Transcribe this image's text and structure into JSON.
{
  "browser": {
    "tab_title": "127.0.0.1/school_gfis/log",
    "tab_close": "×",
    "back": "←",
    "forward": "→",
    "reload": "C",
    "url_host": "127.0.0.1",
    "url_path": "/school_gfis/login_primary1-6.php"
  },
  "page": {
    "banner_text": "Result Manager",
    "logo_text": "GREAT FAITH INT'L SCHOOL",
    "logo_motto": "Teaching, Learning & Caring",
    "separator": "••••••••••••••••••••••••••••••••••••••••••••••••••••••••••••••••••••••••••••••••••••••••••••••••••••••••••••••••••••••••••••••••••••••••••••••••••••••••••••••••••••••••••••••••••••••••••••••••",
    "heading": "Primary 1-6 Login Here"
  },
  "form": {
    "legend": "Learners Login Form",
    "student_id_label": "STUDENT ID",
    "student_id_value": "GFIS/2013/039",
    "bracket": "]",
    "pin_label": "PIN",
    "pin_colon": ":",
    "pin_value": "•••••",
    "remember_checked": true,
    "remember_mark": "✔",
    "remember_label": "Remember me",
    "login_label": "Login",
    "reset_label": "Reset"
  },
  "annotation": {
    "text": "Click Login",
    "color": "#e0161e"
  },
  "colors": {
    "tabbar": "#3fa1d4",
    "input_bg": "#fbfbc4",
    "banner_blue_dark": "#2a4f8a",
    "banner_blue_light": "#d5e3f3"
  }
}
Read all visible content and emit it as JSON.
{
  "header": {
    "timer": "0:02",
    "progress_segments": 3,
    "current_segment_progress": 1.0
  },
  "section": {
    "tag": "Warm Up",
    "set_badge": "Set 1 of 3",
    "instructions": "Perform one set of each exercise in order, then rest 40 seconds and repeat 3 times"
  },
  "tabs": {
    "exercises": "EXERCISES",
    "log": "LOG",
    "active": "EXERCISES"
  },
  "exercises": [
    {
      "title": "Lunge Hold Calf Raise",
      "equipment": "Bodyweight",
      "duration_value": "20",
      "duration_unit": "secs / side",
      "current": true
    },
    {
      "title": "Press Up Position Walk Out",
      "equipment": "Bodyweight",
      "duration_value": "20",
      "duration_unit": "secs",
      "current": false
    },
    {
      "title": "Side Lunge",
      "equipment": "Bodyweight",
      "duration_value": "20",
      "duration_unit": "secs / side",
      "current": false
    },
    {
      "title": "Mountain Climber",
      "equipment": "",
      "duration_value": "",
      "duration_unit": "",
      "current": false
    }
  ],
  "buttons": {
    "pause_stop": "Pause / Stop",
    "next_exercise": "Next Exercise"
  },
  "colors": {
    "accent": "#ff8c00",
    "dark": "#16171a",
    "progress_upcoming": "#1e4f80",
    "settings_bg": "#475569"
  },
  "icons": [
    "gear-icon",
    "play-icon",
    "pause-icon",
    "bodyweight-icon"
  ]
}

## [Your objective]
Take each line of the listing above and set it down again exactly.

## [Response area]
Transcribe this image's text and structure into JSON.
{
  "browser": {
    "tab_title": "127.0.0.1/school_gfis/log",
    "tab_close": "×",
    "back": "←",
    "forward": "→",
    "reload": "C",
    "url_host": "127.0.0.1",
    "url_path": "/school_gfis/login_primary1-6.php"
  },
  "page": {
    "banner_text": "Result Manager",
    "logo_text": "GREAT FAITH INT'L SCHOOL",
    "logo_motto": "Teaching, Learning & Caring",
    "separator": "••••••••••••••••••••••••••••••••••••••••••••••••••••••••••••••••••••••••••••••••••••••••••••••••••••••••••••••••••••••••••••••••••••••••••••••••••••••••••••••••••••••••••••••••••••••••••••••••",
    "heading": "Primary 1-6 Login Here"
  },
  "form": {
    "legend": "Learners Login Form",
    "student_id_label": "STUDENT ID",
    "student_id_value": "GFIS/2013/039",
    "bracket": "]",
    "pin_label": "PIN",
    "pin_colon": ":",
    "pin_value": "•••••",
    "remember_checked": true,
    "remember_mark": "✔",
    "remember_label": "Remember me",
    "login_label": "Login",
    "reset_label": "Reset"
  },
  "annotation": {
    "text": "Click Login",
    "color": "#e0161e"
  },
  "colors": {
    "tabbar": "#3fa1d4",
    "input_bg": "#fbfbc4",
    "banner_blue_dark": "#2a4f8a",
    "banner_blue_light": "#d5e3f3"
  }
}
Read all visible content and emit it as JSON.
{
  "header": {
    "timer": "0:02",
    "progress_segments": 3,
    "current_segment_progress": 1.0
  },
  "section": {
    "tag": "Warm Up",
    "set_badge": "Set 1 of 3",
    "instructions": "Perform one set of each exercise in order, then rest 40 seconds and repeat 3 times"
  },
  "tabs": {
    "exercises": "EXERCISES",
    "log": "LOG",
    "active": "EXERCISES"
  },
  "exercises": [
    {
      "title": "Lunge Hold Calf Raise",
      "equipment": "Bodyweight",
      "duration_value": "20",
      "duration_unit": "secs / side",
      "current": true
    },
    {
      "title": "Press Up Position Walk Out",
      "equipment": "Bodyweight",
      "duration_value": "20",
      "duration_unit": "secs",
      "current": false
    },
    {
      "title": "Side Lunge",
      "equipment": "Bodyweight",
      "duration_value": "20",
      "duration_unit": "secs / side",
      "current": false
    },
    {
      "title": "Mountain Climber",
      "equipment": "",
      "duration_value": "",
      "duration_unit": "",
      "current": false
    }
  ],
  "buttons": {
    "pause_stop": "Pause / Stop",
    "next_exercise": "Next Exercise"
  },
  "colors": {
    "accent": "#ff8c00",
    "dark": "#16171a",
    "progress_upcoming": "#1e4f80",
    "settings_bg": "#475569"
  },
  "icons": [
    "gear-icon",
    "play-icon",
    "pause-icon",
    "bodyweight-icon"
  ]
}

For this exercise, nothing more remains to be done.